Despite McKeever's golden touch, Postcards doesn't have enough personality to stand out from the dozens of other works it resembles. While the Suttons may be more eccentric than Avery remembers, the rest of us encounter folks like them everywhere we turn. In fact, it's impossible to sit through 37 Postcards without thinking of a half-dozen classic comedies (Bringing Up Baby, Holiday, et al.) about people dragging friends home to meet their oddball relatives.
Of course, the appeal of idiosyncratic families as a subject for tragedy or comedy is that we all have a metaphorical moose in the guest bedroom. (In my family we have a stuffed swordfish.) And, from time to time, all of us feel like the human offspring of aliens. Eccentric relatives -- from Eugene O'Neill's Tyrones in Long Day's Journey Into Night to TV's The Addams Family -- have populated theater stages, movie and TV screens, and the pages of novels for so long they've become cliched. One family's Aunt Ester with a phone-sex business is another family's Uncle Fester sleeping on a bed of nails.
The play, however, does have its charms. Indeed the ghost of Moss Hart -- whose 1936 Pulitzer Prize-winning comedy You Can't Take It With You set the standard for zany families in American plays -- hovers over 37 Postcards like a kindly guardian angel. (The exploding toilet that plagues the Suttons is a singularly Hartian device.) While the play is nicely constructed and perfectly enjoyable (and chock full of jokes about Nana slapping neighbor Martha Stewart), its depiction of Wasps as a well-dressed but emotionally restrained tribe isn't especially fresh. As a budding McKeever fan, I found Postcards disappointing, coming as it does so soon after The Garden of Hannah List, which made the terrors of the Holocaust seem new.

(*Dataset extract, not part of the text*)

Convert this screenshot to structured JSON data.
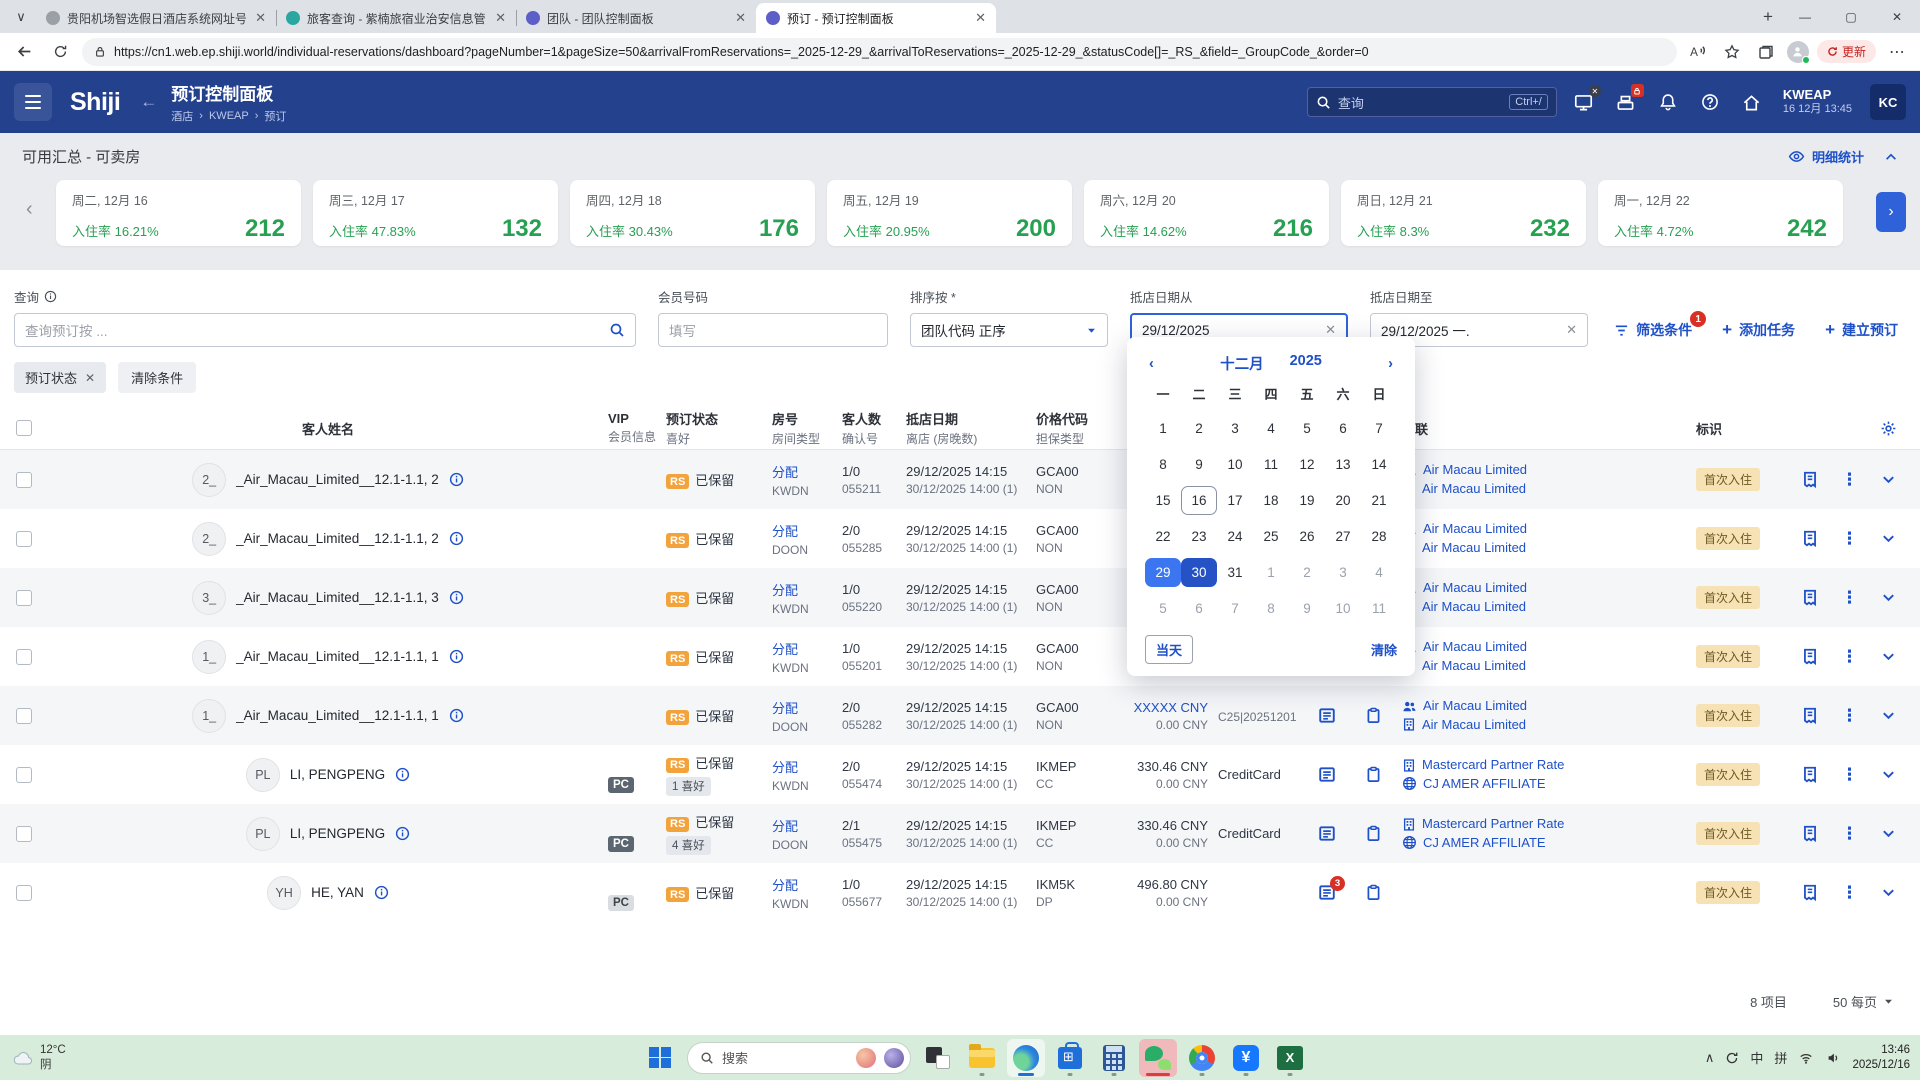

Like many domestic comedies, the story of the Suttons has a darker side, and McKeever's strongest asset here is his ability to occasionally insert hints of grief and loss into the play's lighter elements. Unfortunately the audience catches on to the source of the Suttons' grief long before the characters do. Could Avery's parents think Nana is dead because, in fact, that would be easier to digest than the death of another family member? Anyone attuned to the playwright's sensibility will easily guess the fate of Avery's missing twin brother and the role he plays in the family's collective state of mind.